evidence of infection, your doctor may need to order additional tests to help
them determine the cause and a treatment plan.
If a biopsy is also taken, a pathologist will study the cells or
tissues under a microscope to determine if they’re cancerous or precancerous.
Precancerous cells are cells that have the potential to develop into cancer. A
biopsy is the only way to identify cancer accurately.
How Are Esophageal Cultures Obtained?
To obtain a sample of your tissue, your doctor will perform an
EGD. For this test, a small camera, or flexible endoscope, is inserted down
your throat. The camera projects images onto a screen in the operating room,
allowing your doctor to have a clear view of your esophagus.
This test doesn’t require too much preparation on your part. You
should stop taking any blood thinners for several days before the test is done.
Your doctor will also ask you to fast for six to 12 hours before your scheduled
test time. The EGD is generally an outpatient procedure, meaning you can go
home immediately following it.
In most cases, an intravenous (IV) line will be inserted into a
vein in your arm. A sedative and a painkiller will be injected through the IV.

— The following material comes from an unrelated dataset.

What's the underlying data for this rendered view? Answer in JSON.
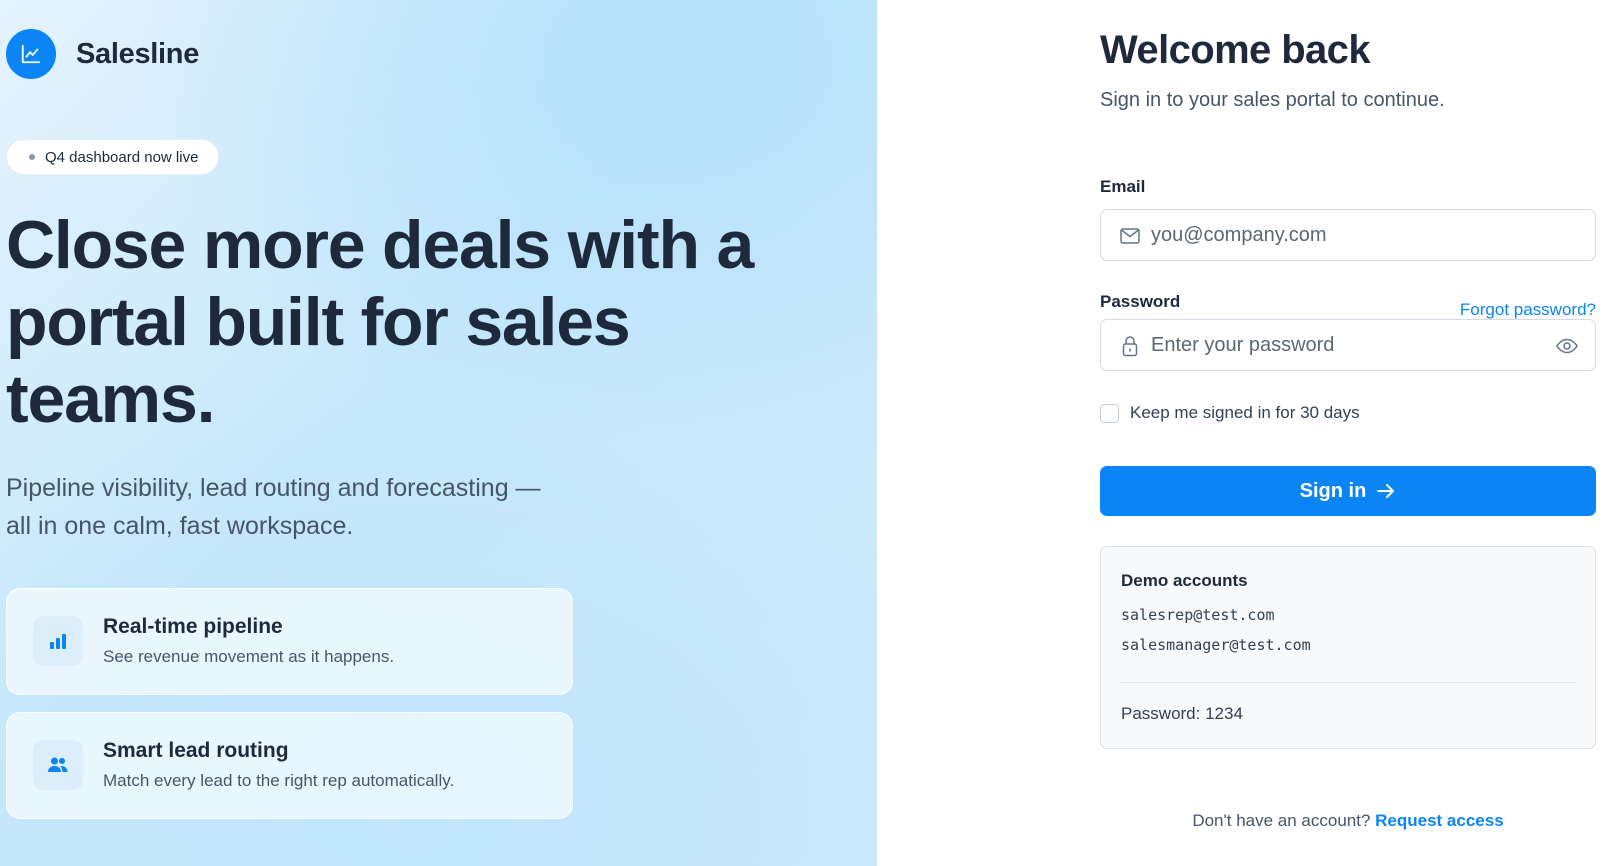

A healthcare provider may also spray a local anesthetic into your mouth and
throat to numb the area and prevent you from gagging during the procedure. A
mouth guard will be inserted to protect your teeth and the endoscope. If you
wear dentures, you’ll need to remove them beforehand.
You’ll lie on your left side, and your doctor will insert the
endoscope through your mouth or nose, down your throat, and into your
esophagus. Some air will also be inserted to make it easier for the doctor to
Your doctor will visually examine your esophagus and may also
examine your stomach and upper duodenum, which is the first part of the small
intestine. These should all appear smooth and of normal color. If there’s
visible bleeding, ulcers, inflammation, or growths, your doctor will take
biopsies of those areas. In some cases, your doctor will try to remove any
suspicious tissues with the endoscope during the procedure.
The procedure generally lasts about five to 20 minutes.
What Are the Risks Associated with an
Esophageal Culture and Biopsy Procedure?
There’s a slight chance of a perforation or bleeding during this
test. As with any medical procedure, you may also have a reaction to the
medications. These could result in:
- difficulty breathing
- excessive sweating
- spasms of the larynx
- low blood pressure
- a slow heartbeat
Talk to your doctor if you’re concerned about how sedatives
might affect you.
What Can I Expect After the Procedure?
Following the procedure, you’ll need to stay away from foods and
beverages until your gag reflex returns. You’ll most likely feel no pain and
will have no memory of the operation. You’ll be able to return home the same
Your throat may feel a little sore for a few days. You may also
feel some minor bloating or the sensation of gas. This is because air was
inserted during the procedure. However, most people feel little or no pain or
discomfort after an endoscopy.
When Should I See My Doctor?
You should contact your doctor immediately if you develop any of
the following after the test:
- black stools
- bloody vomit
- difficulty in swallowing
- a fever
These are symptoms of infection and internal bleeding.
What Will Happen When I Get the Results?
If your doctor removed any suspicious tissue or precancerous
cells during your procedure, they might ask you to schedule a follow-up
endoscopy. This will ensure that all the cells were removed and that you don’t
need any additional treatment.
Your doctor should call you to discuss your results in a few
days. If an infection was uncovered, you might need additional tests or your
doctor may prescribe medications to treat your condition.
If you had a biopsy and cancerous cells were discovered, your
doctor will try to identify the specific type of cancer, its origins, and other
factors. This information will help determine your treatment options.